But the most definitive connections to the original name of the Inca city are preserved within accounts written by Spaniards relatively soon after the region came under their control in the late 16th century. An account written in 1588 describes the concerns of the Spanish invaders who feared that the indigenous people of the Vilcabamba region were considering leaving Cusco to return to and reoccupy a site that they called “Huayna Picchu.”
Bingham apparently first heard the name “Machu Picchu” from Melchor Arteaga, a tenant farmer who lived on the valley floor and acted as Bingham’s guide during his travels to the ruins. For unknown reasons, Bingham ignored the name he had heard before from the landowner’s son and went with Arteaga’s claim. The scientists say that the name error isn’t surprising, since many non-Peruvian archaeologists didn’t put much effort into researching the names of Peru’s places and most likely didn’t fully understand Quechua. They tended to accept what Bingham reported.
In 1913, after Hiram Bingham began publishing accounts of his travels in The New York Times, the newspaper credited him with finding a “lost city in the clouds.” It’s a place of “splendid palaces and temples and grim encircling walls. He calls it Machu Picchu,” the newspaper contended.
Still, even Bingham apparently was not convinced he had the name right. In 1922, he wrote an article cautioning that other documents could surface showing that the name of the city was not “Machu Picchu.” Anthropologists and historians, too, who have studied documents about the region before and since have also come across writings that revealed the site’s original name. But, for some reason, scholars have never pressed the issue.
It could be that the name Machu Picchu is so ingrained in our minds and such a part of Peru’s identity that there would be no good rationale for changing it. The Peruvian people and their government are attached to “Machu Picchu” as an archaeological and national symbol. And, as one of the Seven Wonders of the World, its name recognition is something Peruvians take a lot of pride in.
In a sense, then, naming Machu Picchu for one of its surrounding mountains versus another wouldn’t make much difference. And unlike with the former names for Denali and Zimbabwe, the names for Machu Picchu are both derived from indigenous words that describe the site’s landscape features.

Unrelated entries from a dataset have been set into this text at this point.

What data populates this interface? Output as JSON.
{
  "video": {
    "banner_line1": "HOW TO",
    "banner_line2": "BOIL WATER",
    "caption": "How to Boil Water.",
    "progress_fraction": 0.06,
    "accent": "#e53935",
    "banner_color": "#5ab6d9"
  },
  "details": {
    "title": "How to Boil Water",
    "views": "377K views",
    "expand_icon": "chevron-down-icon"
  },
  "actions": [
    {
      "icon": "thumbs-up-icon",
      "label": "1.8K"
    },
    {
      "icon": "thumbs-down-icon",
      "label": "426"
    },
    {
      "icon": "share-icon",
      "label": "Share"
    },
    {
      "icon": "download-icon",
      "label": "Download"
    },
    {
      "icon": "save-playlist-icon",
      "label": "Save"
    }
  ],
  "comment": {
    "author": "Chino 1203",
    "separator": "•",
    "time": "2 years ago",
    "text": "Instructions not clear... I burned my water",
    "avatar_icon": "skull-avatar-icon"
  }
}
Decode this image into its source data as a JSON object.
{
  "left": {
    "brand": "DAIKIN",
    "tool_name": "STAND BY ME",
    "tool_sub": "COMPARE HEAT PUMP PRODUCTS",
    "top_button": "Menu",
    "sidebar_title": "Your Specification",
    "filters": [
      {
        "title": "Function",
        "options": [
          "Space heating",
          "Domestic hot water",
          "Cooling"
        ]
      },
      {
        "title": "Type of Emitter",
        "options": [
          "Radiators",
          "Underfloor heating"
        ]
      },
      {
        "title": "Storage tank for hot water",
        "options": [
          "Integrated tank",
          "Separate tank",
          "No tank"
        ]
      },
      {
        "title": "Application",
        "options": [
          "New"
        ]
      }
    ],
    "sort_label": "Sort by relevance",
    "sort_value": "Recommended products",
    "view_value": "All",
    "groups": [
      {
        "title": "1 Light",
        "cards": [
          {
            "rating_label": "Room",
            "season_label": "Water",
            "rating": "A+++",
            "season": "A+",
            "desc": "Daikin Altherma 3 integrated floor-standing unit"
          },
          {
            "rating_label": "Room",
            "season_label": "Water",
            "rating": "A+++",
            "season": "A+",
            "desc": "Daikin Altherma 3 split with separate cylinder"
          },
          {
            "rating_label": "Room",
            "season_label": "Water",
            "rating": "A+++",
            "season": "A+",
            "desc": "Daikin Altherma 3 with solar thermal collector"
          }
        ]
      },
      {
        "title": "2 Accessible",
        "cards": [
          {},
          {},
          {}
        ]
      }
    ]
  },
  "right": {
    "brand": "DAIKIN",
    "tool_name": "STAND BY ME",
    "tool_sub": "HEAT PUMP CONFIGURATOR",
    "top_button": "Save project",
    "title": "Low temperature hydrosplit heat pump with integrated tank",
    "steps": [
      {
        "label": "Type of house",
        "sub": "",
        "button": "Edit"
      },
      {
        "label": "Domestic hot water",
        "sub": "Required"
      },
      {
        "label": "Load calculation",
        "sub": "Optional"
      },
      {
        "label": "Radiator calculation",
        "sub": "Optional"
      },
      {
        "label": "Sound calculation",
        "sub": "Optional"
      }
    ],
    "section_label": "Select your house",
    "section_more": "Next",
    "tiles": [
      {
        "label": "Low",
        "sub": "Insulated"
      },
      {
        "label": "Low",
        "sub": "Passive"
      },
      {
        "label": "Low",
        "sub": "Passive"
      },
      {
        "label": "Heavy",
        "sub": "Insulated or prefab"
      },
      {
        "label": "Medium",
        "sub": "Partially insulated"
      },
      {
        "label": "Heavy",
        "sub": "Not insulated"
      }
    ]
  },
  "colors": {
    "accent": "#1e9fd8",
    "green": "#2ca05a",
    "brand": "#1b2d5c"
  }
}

Same stirring place
While the researchers say that their new study is likely to prompt some fresh debate on the name of this mysterious and one-of-a-kind place, and that it’s good to document the original name in the scholarly record, I think that the real value of the study’s findings is that they help to dispel the myth that Machu Picchu was an eternal “lost city in the clouds.”
It was never lost to the indigenous peoples of the region.
Here’s to finding your true places and natural habitats,